▶ **Task requirements**
Your response should reproduce every line of the entries that contains the word "location".

▶ **Dataset records**
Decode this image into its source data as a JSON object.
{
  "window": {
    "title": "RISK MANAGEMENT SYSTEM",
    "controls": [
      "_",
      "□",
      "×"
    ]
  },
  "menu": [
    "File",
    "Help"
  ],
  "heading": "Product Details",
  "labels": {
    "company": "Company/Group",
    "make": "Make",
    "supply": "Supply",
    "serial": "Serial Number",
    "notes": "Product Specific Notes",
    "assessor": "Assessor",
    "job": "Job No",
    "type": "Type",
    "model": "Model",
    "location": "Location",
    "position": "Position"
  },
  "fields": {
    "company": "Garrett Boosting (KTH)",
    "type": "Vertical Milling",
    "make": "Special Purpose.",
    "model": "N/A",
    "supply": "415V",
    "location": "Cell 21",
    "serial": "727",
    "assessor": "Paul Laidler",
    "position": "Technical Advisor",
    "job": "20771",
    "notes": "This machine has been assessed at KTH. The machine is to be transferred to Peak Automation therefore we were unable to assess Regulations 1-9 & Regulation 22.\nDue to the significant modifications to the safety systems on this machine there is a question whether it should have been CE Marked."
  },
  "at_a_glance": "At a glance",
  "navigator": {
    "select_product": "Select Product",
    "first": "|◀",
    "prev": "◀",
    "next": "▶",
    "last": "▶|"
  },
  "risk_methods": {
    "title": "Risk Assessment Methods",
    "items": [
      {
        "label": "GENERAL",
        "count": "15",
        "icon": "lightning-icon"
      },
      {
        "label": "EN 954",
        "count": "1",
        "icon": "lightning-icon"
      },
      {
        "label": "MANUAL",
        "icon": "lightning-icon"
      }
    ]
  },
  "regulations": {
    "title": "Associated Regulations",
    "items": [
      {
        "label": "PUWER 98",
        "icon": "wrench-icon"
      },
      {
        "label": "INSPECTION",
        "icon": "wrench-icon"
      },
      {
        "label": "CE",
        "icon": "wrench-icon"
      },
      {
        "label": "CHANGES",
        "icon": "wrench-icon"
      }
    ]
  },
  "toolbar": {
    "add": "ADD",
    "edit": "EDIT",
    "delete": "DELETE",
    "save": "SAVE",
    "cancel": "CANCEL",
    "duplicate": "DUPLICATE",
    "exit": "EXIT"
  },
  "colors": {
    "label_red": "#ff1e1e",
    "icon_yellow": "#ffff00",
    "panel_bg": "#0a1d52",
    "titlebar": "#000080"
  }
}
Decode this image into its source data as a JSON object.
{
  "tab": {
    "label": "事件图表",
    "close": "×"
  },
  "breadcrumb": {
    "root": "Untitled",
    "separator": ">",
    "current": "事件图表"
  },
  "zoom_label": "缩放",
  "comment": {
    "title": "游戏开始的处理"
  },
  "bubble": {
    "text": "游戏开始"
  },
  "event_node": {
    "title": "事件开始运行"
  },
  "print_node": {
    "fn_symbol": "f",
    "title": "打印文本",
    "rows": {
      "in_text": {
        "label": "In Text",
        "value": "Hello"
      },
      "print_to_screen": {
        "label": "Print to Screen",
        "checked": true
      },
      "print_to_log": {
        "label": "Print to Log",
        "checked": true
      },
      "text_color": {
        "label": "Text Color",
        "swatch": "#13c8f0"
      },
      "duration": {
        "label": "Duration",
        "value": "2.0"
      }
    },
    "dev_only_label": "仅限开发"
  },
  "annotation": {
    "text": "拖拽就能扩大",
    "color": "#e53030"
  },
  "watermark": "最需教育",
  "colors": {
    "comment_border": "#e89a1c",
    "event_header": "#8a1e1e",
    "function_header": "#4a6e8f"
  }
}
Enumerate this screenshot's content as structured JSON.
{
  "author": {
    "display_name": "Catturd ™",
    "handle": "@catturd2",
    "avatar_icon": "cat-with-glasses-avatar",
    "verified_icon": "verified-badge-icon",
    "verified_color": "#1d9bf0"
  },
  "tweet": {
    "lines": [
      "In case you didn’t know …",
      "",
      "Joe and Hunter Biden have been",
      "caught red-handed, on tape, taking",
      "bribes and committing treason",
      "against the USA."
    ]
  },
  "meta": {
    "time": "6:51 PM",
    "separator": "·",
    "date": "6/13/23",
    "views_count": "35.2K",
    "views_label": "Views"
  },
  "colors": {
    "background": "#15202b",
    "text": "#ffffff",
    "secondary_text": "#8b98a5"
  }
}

▶ **Solution to this problem**
    "location": "Location",
    "location": "Cell 21",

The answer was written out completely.